On March 30, 2012, the Eighth Circuit Court of Appeals granted summary judgment in favor of Ameriprise Financial, ending the Gallus litigation. Plaintiffs had alleged in part that Ameriprise breached its fiduciary duty to shareholders because of a flawed fee negotiation, saying that Ameriprise provided comparable advisory services to institutional clients at lower fees, and that the adviser had misled the board about those arrangements. The plaintiffs also had alleged that the fee negotiation was flawed because it relied in part on a fee comparison with similar funds.
In an earlier decision in this case, the Eighth Circuit had looked to both the adviser's conduct during fee negotiations and the end result, ruling that "[u]nscrupulous behavior with respect to either can constitute a breach of fiduciary duty." The Supreme Court subsequently ruled, in the Jones v. Harris case, that courts must give deference to a robust board process for reviewing and negotiating fees. The Supreme Court sent the case back to the Eight Circuit for more consideration in light of the ruling in the Jones case, and after being sent back to the District Court once again, the matter ultimately ended up on appeal in the Eighth Circuit.
Following Jones, the Eighth Circuit reasoned that "a process-based failure alone does not constitute an independent violation of section 36(b)." Rather, the court held, if the process of approving the fees was flawed, the court would merely give less deference to the board's decision to approve the fees.

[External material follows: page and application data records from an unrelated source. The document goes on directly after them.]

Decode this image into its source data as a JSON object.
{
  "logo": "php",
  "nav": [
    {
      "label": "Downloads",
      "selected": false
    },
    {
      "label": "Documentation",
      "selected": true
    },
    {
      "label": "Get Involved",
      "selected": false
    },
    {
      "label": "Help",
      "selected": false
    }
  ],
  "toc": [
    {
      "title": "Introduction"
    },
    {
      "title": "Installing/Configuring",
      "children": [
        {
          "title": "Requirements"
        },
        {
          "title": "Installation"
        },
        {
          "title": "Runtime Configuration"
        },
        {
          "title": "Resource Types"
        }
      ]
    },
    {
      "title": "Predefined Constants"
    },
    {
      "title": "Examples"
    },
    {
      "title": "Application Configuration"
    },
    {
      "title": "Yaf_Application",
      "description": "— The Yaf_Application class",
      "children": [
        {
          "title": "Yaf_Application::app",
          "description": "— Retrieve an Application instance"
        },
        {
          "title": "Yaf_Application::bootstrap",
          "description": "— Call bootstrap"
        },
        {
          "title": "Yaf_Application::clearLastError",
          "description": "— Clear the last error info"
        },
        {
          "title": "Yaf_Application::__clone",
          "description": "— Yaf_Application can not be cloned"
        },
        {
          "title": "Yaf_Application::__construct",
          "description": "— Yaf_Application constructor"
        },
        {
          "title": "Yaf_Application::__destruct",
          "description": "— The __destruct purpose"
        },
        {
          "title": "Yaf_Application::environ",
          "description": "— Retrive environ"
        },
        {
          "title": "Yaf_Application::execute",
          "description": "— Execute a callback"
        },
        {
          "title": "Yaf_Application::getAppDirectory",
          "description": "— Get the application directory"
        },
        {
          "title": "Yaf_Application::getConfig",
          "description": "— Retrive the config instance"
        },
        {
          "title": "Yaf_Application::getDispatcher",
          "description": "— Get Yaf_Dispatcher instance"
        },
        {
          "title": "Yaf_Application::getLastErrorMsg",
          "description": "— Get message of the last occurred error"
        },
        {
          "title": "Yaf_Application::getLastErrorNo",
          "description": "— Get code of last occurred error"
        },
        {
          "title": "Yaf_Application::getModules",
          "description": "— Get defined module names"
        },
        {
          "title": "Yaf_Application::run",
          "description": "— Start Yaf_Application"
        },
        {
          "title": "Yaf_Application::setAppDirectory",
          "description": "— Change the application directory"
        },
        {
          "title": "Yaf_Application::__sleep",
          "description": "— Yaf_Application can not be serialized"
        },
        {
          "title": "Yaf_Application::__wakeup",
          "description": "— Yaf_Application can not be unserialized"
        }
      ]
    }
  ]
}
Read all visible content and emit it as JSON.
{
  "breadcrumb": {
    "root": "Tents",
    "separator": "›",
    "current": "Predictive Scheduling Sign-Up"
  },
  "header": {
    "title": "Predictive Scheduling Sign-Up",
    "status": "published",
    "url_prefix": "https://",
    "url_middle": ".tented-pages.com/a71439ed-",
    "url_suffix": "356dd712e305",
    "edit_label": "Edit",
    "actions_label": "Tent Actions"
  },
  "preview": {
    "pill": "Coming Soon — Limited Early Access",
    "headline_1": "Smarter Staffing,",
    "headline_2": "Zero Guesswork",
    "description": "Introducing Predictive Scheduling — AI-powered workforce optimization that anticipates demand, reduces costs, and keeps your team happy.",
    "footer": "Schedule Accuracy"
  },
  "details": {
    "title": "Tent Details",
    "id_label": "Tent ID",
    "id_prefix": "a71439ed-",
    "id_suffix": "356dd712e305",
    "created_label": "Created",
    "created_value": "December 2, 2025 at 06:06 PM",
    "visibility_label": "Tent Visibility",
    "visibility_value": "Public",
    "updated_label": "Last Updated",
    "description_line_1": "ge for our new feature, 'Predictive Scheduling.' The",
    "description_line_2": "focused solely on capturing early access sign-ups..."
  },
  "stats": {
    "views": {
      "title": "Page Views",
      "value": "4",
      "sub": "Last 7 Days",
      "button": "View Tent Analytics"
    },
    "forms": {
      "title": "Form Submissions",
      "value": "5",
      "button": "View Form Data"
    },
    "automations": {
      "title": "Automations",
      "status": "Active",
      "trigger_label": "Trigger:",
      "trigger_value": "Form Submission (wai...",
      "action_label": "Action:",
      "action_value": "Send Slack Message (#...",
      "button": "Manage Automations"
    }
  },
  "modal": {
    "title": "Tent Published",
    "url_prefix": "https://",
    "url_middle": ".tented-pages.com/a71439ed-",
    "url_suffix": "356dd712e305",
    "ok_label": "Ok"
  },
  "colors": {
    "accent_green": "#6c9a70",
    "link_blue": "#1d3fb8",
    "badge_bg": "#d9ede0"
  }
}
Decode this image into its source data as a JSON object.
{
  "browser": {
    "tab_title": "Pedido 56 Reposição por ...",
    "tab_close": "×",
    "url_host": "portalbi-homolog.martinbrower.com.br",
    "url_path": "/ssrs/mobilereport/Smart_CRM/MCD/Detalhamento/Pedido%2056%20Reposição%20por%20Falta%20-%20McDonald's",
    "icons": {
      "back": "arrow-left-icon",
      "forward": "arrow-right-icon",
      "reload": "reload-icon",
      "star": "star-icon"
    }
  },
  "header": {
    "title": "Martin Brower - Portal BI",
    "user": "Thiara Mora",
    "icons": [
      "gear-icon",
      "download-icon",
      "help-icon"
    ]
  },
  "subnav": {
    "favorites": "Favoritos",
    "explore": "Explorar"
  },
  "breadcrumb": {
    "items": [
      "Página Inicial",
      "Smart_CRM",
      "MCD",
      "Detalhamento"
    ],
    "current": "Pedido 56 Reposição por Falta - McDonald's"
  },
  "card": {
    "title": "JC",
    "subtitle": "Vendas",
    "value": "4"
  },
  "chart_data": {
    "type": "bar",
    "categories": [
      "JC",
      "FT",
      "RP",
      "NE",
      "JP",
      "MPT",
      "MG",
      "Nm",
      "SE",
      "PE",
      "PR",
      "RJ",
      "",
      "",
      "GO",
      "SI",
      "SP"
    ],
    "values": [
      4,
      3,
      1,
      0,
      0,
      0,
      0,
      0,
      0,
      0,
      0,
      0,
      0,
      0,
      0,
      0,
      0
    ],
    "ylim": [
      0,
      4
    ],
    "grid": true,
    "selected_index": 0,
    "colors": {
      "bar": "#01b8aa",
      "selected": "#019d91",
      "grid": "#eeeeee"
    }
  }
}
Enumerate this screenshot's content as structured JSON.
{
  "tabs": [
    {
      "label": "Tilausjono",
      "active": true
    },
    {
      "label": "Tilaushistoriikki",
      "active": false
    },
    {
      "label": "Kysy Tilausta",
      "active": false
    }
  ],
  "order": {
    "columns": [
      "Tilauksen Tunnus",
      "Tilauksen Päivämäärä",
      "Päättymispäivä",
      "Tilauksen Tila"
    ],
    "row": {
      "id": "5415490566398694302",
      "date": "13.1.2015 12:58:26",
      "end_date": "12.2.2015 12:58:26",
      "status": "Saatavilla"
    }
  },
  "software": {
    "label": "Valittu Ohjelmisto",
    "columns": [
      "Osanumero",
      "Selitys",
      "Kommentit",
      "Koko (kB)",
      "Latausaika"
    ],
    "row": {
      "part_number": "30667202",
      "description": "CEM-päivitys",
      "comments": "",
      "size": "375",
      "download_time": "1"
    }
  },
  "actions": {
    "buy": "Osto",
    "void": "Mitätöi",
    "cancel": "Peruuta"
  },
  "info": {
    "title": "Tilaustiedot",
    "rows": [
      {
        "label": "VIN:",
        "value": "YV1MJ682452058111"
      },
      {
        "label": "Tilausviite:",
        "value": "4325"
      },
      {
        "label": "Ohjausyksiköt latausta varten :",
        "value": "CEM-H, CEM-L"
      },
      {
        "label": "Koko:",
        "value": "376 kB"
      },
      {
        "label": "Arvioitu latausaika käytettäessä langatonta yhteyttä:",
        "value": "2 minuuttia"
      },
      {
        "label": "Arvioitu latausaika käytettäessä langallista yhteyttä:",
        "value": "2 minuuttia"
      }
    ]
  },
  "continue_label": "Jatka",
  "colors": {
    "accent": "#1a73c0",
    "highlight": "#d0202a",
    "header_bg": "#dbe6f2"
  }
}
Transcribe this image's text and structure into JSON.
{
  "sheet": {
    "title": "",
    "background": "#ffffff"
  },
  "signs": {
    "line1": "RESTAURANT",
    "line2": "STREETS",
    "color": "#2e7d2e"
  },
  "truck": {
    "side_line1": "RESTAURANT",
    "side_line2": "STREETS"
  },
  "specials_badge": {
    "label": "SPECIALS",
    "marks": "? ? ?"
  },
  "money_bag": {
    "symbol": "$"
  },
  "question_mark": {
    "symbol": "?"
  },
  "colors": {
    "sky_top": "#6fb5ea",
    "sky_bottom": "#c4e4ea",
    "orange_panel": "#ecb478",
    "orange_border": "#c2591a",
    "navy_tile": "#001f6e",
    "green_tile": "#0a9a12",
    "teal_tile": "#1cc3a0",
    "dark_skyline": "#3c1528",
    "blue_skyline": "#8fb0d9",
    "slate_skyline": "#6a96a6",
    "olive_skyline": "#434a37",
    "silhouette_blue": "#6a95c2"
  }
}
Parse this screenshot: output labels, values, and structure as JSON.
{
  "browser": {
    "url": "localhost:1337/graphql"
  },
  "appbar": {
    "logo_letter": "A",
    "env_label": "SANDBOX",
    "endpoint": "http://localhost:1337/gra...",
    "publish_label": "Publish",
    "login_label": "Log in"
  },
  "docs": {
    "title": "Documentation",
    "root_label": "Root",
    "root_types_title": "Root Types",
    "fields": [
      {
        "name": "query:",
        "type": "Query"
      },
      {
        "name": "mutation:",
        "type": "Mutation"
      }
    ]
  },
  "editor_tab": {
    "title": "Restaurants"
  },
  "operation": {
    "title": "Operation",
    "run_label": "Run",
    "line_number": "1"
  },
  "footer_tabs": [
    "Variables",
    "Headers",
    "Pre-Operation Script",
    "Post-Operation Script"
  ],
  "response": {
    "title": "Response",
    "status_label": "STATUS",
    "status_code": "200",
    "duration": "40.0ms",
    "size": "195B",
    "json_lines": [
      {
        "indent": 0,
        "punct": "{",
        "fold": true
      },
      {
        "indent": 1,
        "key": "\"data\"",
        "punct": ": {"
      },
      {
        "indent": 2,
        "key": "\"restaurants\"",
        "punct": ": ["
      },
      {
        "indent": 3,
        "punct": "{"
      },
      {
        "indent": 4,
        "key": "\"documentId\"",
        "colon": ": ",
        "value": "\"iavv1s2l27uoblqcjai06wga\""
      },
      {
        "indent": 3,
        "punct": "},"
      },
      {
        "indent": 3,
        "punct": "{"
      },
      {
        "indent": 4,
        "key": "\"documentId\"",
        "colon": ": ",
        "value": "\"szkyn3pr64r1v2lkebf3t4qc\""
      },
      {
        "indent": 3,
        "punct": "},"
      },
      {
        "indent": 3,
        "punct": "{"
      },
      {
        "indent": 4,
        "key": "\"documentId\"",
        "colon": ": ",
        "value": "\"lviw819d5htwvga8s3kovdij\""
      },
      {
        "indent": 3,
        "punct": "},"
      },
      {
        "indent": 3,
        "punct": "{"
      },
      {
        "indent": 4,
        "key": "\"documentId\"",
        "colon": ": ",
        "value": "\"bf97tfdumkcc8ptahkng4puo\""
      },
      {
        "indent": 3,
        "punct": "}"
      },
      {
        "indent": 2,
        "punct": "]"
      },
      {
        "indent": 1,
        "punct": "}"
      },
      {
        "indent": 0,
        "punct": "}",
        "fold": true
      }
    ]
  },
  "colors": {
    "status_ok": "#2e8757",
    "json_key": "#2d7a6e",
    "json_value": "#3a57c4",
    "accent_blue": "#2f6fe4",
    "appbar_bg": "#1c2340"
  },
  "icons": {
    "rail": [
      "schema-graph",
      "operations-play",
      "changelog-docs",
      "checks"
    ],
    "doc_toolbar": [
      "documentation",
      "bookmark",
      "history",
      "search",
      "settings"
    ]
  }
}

The court noted, "A defective process affects the amount of deference we give to the fee arrangement reached between the board of directors and the adviser of the fund." The court held that because the board had asked for and received information relevant to the fee differences between accounts, "its process can fairly be described as robust."